Fig. 27 The Fathi is the optimum design of Sakia

The types of sakia with separate discharge points for each compartment are distinguished by the generic name "tablia". A further advantage of the tablia type of device is that the water discharges a few centimeters above the centre shaft and therefore increases the useful head in relation to the diameter; especially with smaller machines. Typically a 3m tablia will lift water 1.5m compared with 0.90m for a centre-discharge sakia.

Another important conclusion from the tests by HRES was that for wheels operated in the 2-15rpm range, 6-8 compartments provide the optimum discharge.

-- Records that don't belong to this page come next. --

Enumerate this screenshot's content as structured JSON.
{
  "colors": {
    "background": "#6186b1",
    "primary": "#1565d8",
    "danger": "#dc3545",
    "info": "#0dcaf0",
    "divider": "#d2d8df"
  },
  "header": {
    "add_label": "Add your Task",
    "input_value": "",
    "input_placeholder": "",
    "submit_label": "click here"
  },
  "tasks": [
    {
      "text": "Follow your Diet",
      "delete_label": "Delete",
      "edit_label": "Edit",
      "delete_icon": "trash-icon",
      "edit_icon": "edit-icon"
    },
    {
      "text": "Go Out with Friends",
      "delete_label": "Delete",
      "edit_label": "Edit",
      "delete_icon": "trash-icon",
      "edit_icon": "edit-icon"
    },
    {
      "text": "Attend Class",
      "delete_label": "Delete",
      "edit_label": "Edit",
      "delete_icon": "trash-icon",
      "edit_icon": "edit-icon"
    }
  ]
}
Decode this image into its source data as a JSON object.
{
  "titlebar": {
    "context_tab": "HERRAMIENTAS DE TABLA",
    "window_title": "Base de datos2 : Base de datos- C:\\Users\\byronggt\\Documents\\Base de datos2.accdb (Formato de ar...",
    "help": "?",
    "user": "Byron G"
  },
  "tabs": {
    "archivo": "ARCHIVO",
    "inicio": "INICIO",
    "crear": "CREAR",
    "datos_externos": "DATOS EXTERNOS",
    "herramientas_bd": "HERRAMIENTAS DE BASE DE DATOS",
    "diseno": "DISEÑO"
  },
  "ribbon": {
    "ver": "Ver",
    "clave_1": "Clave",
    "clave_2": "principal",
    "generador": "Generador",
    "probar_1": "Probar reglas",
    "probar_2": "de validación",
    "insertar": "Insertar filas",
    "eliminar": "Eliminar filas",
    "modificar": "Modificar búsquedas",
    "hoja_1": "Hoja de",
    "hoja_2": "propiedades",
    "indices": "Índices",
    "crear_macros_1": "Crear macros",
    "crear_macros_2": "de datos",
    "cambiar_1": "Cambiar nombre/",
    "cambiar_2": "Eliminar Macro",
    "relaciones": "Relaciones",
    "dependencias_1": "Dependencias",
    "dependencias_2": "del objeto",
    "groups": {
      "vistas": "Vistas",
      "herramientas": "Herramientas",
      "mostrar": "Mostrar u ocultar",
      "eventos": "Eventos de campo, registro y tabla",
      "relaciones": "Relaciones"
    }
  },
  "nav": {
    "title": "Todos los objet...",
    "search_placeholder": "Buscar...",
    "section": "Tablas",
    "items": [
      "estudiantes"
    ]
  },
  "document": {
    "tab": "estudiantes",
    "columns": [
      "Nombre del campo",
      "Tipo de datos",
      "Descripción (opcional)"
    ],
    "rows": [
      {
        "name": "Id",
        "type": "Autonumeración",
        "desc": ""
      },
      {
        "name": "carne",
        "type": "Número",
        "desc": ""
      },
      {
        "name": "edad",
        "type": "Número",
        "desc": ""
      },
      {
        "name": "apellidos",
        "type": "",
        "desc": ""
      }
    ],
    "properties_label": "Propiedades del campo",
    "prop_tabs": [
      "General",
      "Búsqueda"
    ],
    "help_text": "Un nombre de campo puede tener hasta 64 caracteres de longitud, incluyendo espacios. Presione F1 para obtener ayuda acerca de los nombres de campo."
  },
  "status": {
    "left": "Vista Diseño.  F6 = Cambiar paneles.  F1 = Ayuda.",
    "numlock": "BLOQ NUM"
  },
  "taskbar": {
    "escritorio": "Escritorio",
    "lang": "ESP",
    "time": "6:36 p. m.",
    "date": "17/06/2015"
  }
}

According to Molenaar [1], the following performance might be expected from traditional sakia designs:

 diameter of sakia head lifted output 5m 1.8m 36m3/h 4m 1.3m 51m3/h 3m 0.9m 75m3/h 2m 0.3m 114m3/h

Comparison of the above outputs with those from a traditional persian wheel indicate that the sakia is somewhat more efficient, although of course it cannot lift water as high as is possible with a persian wheel.